- It's too expensive ($1500).
- Prohibited by law to wear when driving in most countries.
- Prohibited by Google to sell for children below 13 year of age.
- Wearable devices have proven impractical for most people.
- Non water proof.
- Easy to steal in crowded streets.
- Battery won't last long because of its small size.
These problems are minor points. A good high tech developer aims at the future and not the present. Back when Microsoft was competently run (pre Balmer) their products were constantly demanding better hardware than existed at the time project development began, but were well suited for new hardware that later came out (around release date).
As with self driving car, laws need to evolve to match technology. Focus should be does it make sense to wear while driving?, not status under current rules.
Initial rules for children prudent--eventually will probably fall away--Early internet and cell phones were not for children either..
Expensive is a hardware issue. Electronics component prices come down over time. On any long cycle development project, it is a serious mistake to develop based on current component costs.
Battery issues: Common to all mobile electronics. Enough at stake and feasibility of better power technologies imply this will eventually be solved.
Version 1.0 will be bleeding edge technology, but the general concept has a future. In the high tech field, if you stand still you fade away. Apple did not get to where it is today by making PC clones. HP and Dell are the result of "me to" products and not reaching for the future.
Android was the response to the threat from Phone companies and Apple of a closed search market as mobile search emerged. If Google does not continue to explore future interfaces, it could lose its position in search when the next technology comes along.

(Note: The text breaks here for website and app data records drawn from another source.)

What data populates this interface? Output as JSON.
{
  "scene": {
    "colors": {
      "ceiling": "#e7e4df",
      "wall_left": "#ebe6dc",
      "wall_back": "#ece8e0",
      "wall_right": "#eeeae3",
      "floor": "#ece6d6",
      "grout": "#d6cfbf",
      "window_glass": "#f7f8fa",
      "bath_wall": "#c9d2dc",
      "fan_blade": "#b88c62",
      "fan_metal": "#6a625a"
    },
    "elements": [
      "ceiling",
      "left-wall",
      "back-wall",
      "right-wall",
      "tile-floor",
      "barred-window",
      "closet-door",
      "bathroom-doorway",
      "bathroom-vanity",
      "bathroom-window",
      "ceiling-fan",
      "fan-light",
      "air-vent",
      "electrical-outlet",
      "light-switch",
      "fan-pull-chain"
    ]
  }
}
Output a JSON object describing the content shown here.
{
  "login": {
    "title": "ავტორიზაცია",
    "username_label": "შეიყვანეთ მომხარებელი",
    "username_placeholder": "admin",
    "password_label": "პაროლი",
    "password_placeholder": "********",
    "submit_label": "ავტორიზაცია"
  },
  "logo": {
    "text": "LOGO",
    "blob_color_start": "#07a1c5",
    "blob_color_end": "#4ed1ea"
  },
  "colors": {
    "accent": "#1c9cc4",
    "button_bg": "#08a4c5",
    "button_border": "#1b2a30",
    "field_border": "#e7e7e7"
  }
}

“We want to be very careful that this sort of new invention is not misused,” Schmidt said later. “It’s already been banned in Las Vegas casinos. They haven’t even seen it. I’m always concerned about premature regulation based on fear, as opposed to understanding what’s possible.”